  5. Social recommendation task aims to predict users' preferences over items with the incorporation of social connections among users, so as to alleviate the sparse issue of collaborative filtering. While many recent efforts show the effectiveness of neural network-based social recommender systems, several important challenges have not been well addressed yet: (i) The majority of models only consider users’ social connections, while ignoring the inter-dependent knowledge across items; (ii) Most of existing solutions are designed for singular type of user-item interactions, making them infeasible to capture the interaction heterogeneity; (iii) The dynamic nature of user-item interactions has been less explored in many social-aware recommendation techniques. To tackle the above challenges, this work proposes a Knowledge-aware Coupled Graph Neural Network (KCGN) that jointly injects the inter-dependent knowledge across items and users into the recommendation framework. KCGN enables the high-order user- and item-wise relation encoding by exploiting the mutual information for global graph structure awareness. Additionally, we further augment KCGN with the capability of capturing dynamic multi-typed user-item interactive patterns.
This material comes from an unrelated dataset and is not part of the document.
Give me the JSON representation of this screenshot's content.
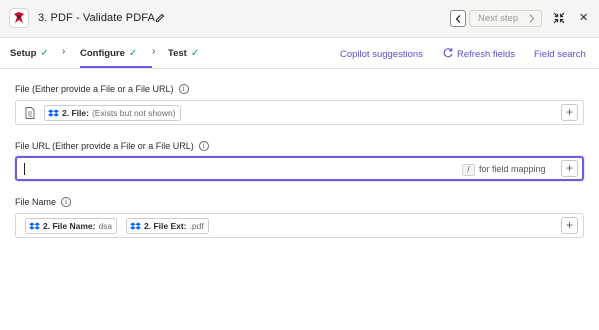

Experimental studies on real-world datasets show the effectiveness of our method against many strong baselines in a variety of settings. Source codes are available at: